In 2014 Masina’s friend, Talia, wanted to borrow money but didn’t have any security. Talia asked Masina if she would be prepared to let her use Masina’s car as security for the loan. Talia reassured Masina that she would make all the loan repayments and Masina did not have to worry.
Masina agreed and signed the loan agreement as a co-borrower alongside Talia. As soon as Talia got the money she disappeared, and the finance company started demanding the money from Masina. Masina paid the loan repayments for about six months, but then she lost her job and couldn’t afford to repay the loan. The finance company wanted to repossess the car but Masina said she left it with friends when she went back to Samoa and, when she came back, it was gone.
The finance company decided to write the debt off and referred it to a collection agency in 2016, meaning that the debt was listed on Masina’s credit record.
In 2019 Masina wanted to borrow money herself, but the bank declined her loan because of the bad credit listing. Masina asked the finance company to remove the listing, but it declined, saying the debt was correctly listed.
Masina said this was not fair and referred her complaint to FSCL.
Masina said all she wanted to do was help a friend and now her credit history was ruined. Masina did not understand that she was a co-borrower, she thought she was just offering Talia the security of her car. Masina said the lender should not have advanced her the loan in the first place because she could not afford the payments and the lender should have known the loan was for Talia’s benefit.
The financed company said that Masina was a joint borrower, and equally liable for the debt.
If Masina and Talia’s loan had been approved after 6 June 2015, the responsible lending provisions of the Credit Contracts and Consumer Finance Act 2003 would have applied.
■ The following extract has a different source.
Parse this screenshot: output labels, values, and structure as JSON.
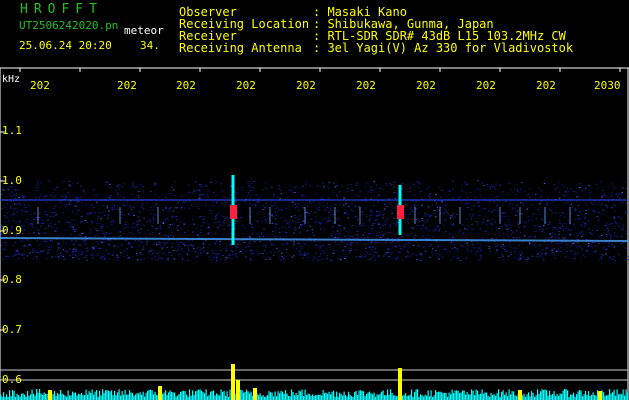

On the information available to us it seemed very unlikely that the lending would have been considered responsible.
However, we had to apply the law as it was in 2014. We explained to Masina that, as a co-borrower, she was jointly liable for the debt. We said the lender was entitled to pursue her for payment and, when she was unable to pay, it was reasonable for the lender to list the debt with a debt collection agency.
We advised Masina that as the debt appeared to have been correctly listed, we could not ask the lender to remove the listing. Masina did not reply, so we discontinued our investigation.
Insights for consumers
The consumer protection provided by the Credit Contracts and Consumer Finance Act 2003 only applies to lending after 6 June 2015. If your lending was before 6 June 2015, we must apply the law that was in force at the time. The lender can assume that the borrower understood the obligations and consequences of signing the loan agreement.